Heart failure (HF) is estimated to cost Americans $30.7 billion each year, 68% of which is in direct costs and 32% in indirect ones, according to the American Heart Association (AHA).
Heart failure (HF) is estimated to cost Americans $30.7 billion each year, 68% of which is in direct costs and 32% in indirect ones, according to the American Heart Association (AHA).1
In 2009, HF was a contributing factor in 1 of 9 deaths in the United States.
HF is often characterized by decreased diastolic and systolic dysfunction.2 Diastolic dysfunction can arise from mitral/tricuspid valve stenosis, myocardial ischemia, pericardial disease, and ventricular hypertrophy. Systolic dysfunction can be caused by dilated cardiomyopathy, reduced muscle mass, and ventricular hypertrophy. HF results in decreased cardiac output, leading to compensatory responses such as Frank—Starling mechanism, remodeling, tachycardia through sympathetic nervous system activation, and vasoconstriction.

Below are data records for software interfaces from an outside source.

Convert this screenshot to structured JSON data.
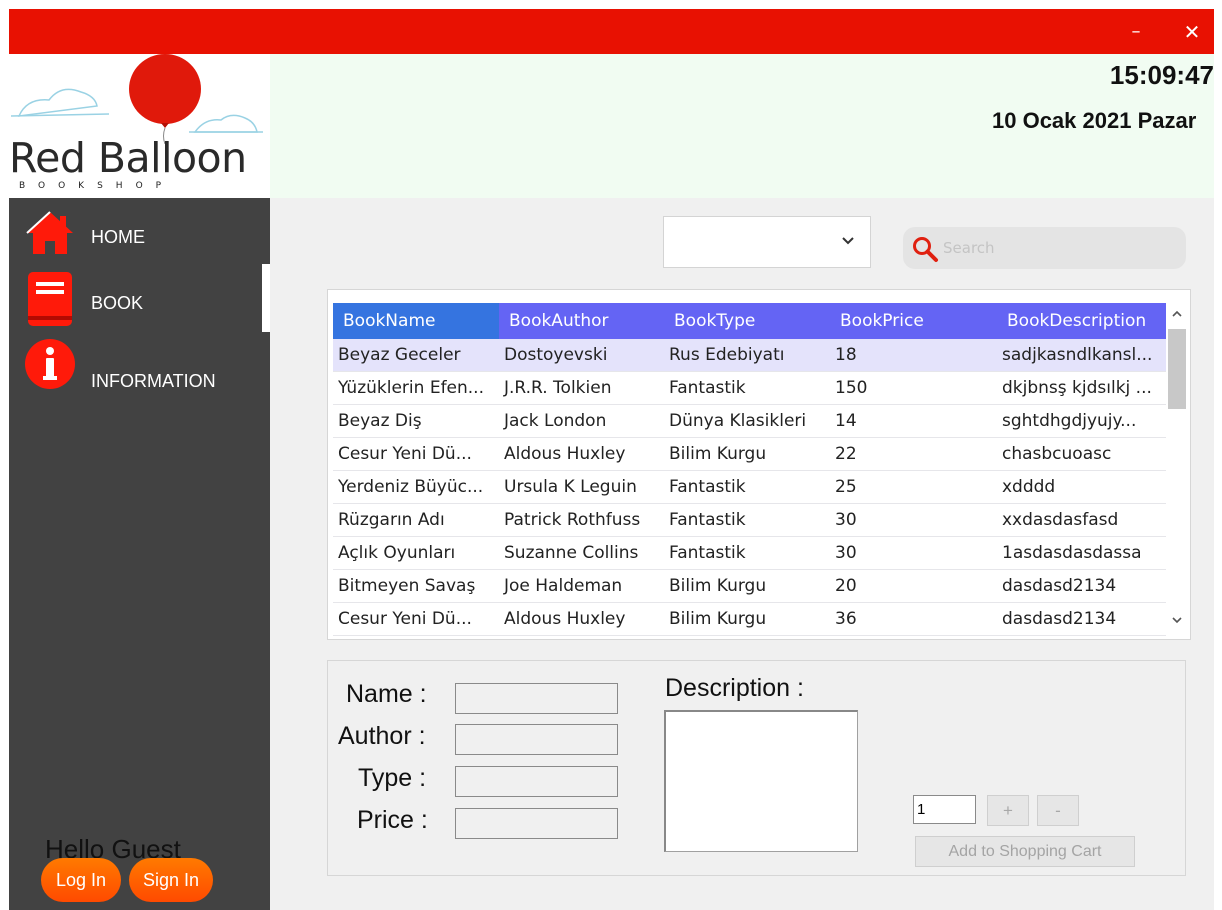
{
  "window": {
    "minimize_glyph": "–",
    "close_glyph": "✕",
    "accent_color": "#e81102"
  },
  "logo": {
    "name": "Red Balloon",
    "subtitle": "BOOKSHOP",
    "balloon_color": "#e0190b"
  },
  "header": {
    "time": "15:09:47",
    "date": "10 Ocak 2021 Pazar"
  },
  "sidebar": {
    "items": [
      {
        "label": "HOME",
        "icon": "house-icon"
      },
      {
        "label": "BOOK",
        "icon": "book-icon"
      },
      {
        "label": "INFORMATION",
        "icon": "info-icon"
      }
    ],
    "active_item": "BOOK",
    "greeting": "Hello Guest",
    "login_label": "Log In",
    "signin_label": "Sign In"
  },
  "filter": {
    "selected": ""
  },
  "search": {
    "placeholder": "Search",
    "value": ""
  },
  "table": {
    "header_color_selected": "#3574e0",
    "header_color": "#6464f4",
    "columns": [
      "BookName",
      "BookAuthor",
      "BookType",
      "BookPrice",
      "BookDescription"
    ],
    "rows": [
      [
        "Beyaz Geceler",
        "Dostoyevski",
        "Rus Edebiyatı",
        "18",
        "sadjkasndlkansl..."
      ],
      [
        "Yüzüklerin Efen...",
        "J.R.R. Tolkien",
        "Fantastik",
        "150",
        "dkjbnsş kjdsılkj ..."
      ],
      [
        "Beyaz Diş",
        "Jack London",
        "Dünya Klasikleri",
        "14",
        "sghtdhgdjyujy..."
      ],
      [
        "Cesur Yeni Dü...",
        "Aldous Huxley",
        "Bilim Kurgu",
        "22",
        "chasbcuoasc"
      ],
      [
        "Yerdeniz Büyüc...",
        "Ursula K Leguin",
        "Fantastik",
        "25",
        "xdddd"
      ],
      [
        "Rüzgarın Adı",
        "Patrick Rothfuss",
        "Fantastik",
        "30",
        "xxdasdasfasd"
      ],
      [
        "Açlık Oyunları",
        "Suzanne Collins",
        "Fantastik",
        "30",
        "1asdasdasdassa"
      ],
      [
        "Bitmeyen Savaş",
        "Joe Haldeman",
        "Bilim Kurgu",
        "20",
        "dasdasd2134"
      ],
      [
        "Cesur Yeni Dü...",
        "Aldous Huxley",
        "Bilim Kurgu",
        "36",
        "dasdasd2134"
      ]
    ],
    "selected_row": 0
  },
  "details": {
    "name_label": "Name :",
    "author_label": "Author :",
    "type_label": "Type :",
    "price_label": "Price :",
    "description_label": "Description :",
    "name_value": "",
    "author_value": "",
    "type_value": "",
    "price_value": "",
    "description_value": "",
    "quantity": "1",
    "plus_label": "+",
    "minus_label": "-",
    "add_to_cart_label": "Add to Shopping Cart"
  }
}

Both the American College of Cardiology Foundation (ACCF)/AHA and the New York Heart Association (NYHA) stage HF by functional classification, though with different focuses.3 The ACCF/AHA uses disease progression, and the NYHA employs exercise capacity and symptomatic status. For a look at the ACCF/AHA staging and the suggestions for drug therapy, see the Table.
The ACCF/AHA recommends treating for comorbid conditions such as dyslipidemia and hypertension.3 Guidelines such as those from the ACCF/AHA and the Eighth Joint National Committee may be used for this purpose.

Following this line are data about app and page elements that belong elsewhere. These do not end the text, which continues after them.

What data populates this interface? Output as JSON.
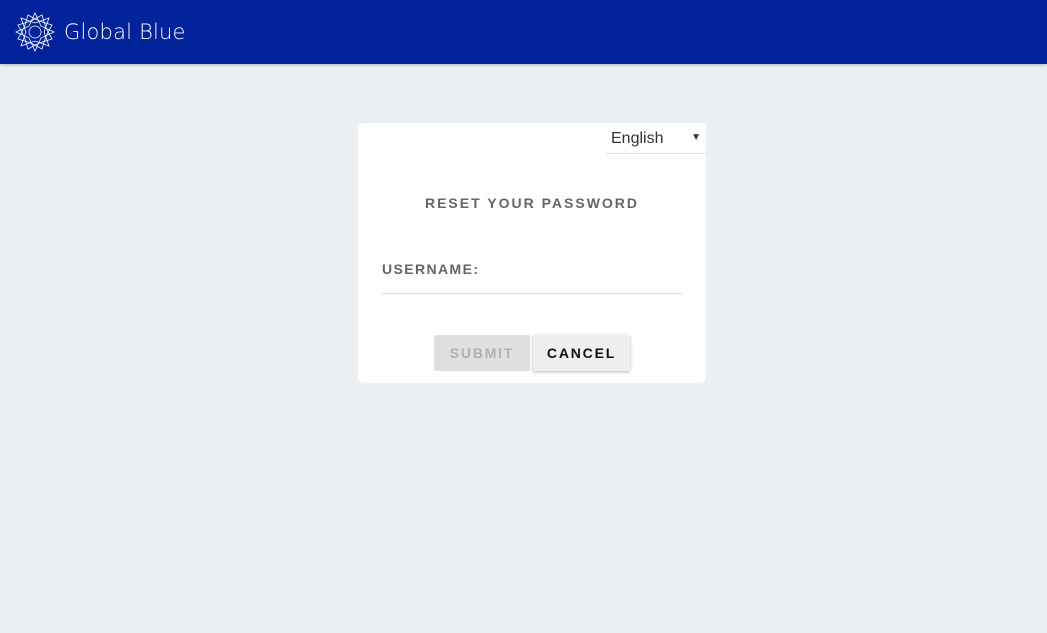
{
  "header": {
    "brand_name": "Global Blue",
    "logo_icon": "global-blue-star-logo",
    "background_color": "#00239c"
  },
  "card": {
    "language": {
      "selected": "English",
      "caret_icon": "caret-down-icon"
    },
    "title": "RESET YOUR PASSWORD",
    "username_label": "USERNAME:",
    "username_value": "",
    "submit_label": "SUBMIT",
    "cancel_label": "CANCEL"
  }
}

The American College of Cardiology (ACC)/AHA recommend that angiotensin-converting enzyme (ACE) inhibitors or angiotensin receptor blockers (ARBs) for patients showing intolerance to ACE inhibitors be used with reduced ejection fraction (EF), regardless of the history of acute coronary syndrome (ACS) or myocardial infarction (MI).3 ACE inhibitors and ARBs provide not only mortality benefits but also symptomatic management.
For patients with a history of ACS or MI with reduced EF, beta-blockers, such as bisoprolol, carvedilol, and metoprolol succinate, may be considered to provide a mortality benefit. Regardless of EF, statin therapy can prevent symptomatic HF and cardiovascular events for individuals with a history of ACS or MI.
The 2017 ACC/AHA/HFSA Focused Update of the 2013 ACCF/AHA Guideline for the Management of Heart Failure recommends prescribing ACE inhibitors, ARBs, or angiotensin receptor—neprilysin inhibitors (ARNIs) with a beta-blocker for reduced EF.4 ARNIs should not be administered to patients with a history of angioedema.
The ACCF/AHA recommends replacing an ACE inhibitor or an ARB with an ARNI for NYHA class II or III because an ARNI provides superior benefits in mortality compared with an ACEI. Ivabradine may be considered for symptomatic patients with stable chronic HF with reduced EF who are receiving the maximum tolerated dose of a beta-blocker (sinus rhythm, heart rate 70 beats per minute or greater at rest). Ivabradine has been shown to reduce hospitalization.
For patients with preserved EF, diuretics must be used for symptomatic management because of volume overload. However, if a patient has EF ≥45%, elevated brain natriuretic peptide levels, or HF admission within 1 year, with an estimated glomerular filtration rate >30 mL/min, creatinine <2.5 mg/dL, a potassium concentration of <5.0 mEq/L, aldosterone receptor antagonists can be considered to reduce hospitalization.
Use of intravenous inotropic agents is reasonable for HF refractory to guideline-directed medical therapy and eligibibilityto receive cardiac transplantation or mechanical circulatory support (MCS).3 Long-term use of inotropic agents is considered palliative for those who are not eligible to receive cardiac transplantation or MCS.
Pharmacists’ Role in HF Therapy
Pharmacists’ role should not be limited to evaluating the appropriateness of drug therapy and educating patients with HF. As experts in pharmacotherapy, pharmacists are encouraged to guide doctors, nurse practitioners, physicians’ assistants, and other health care professionals to optimize pharmacotherapy.
David Kim, PharmD, is a pharmacy specialist in the US Army Reserve.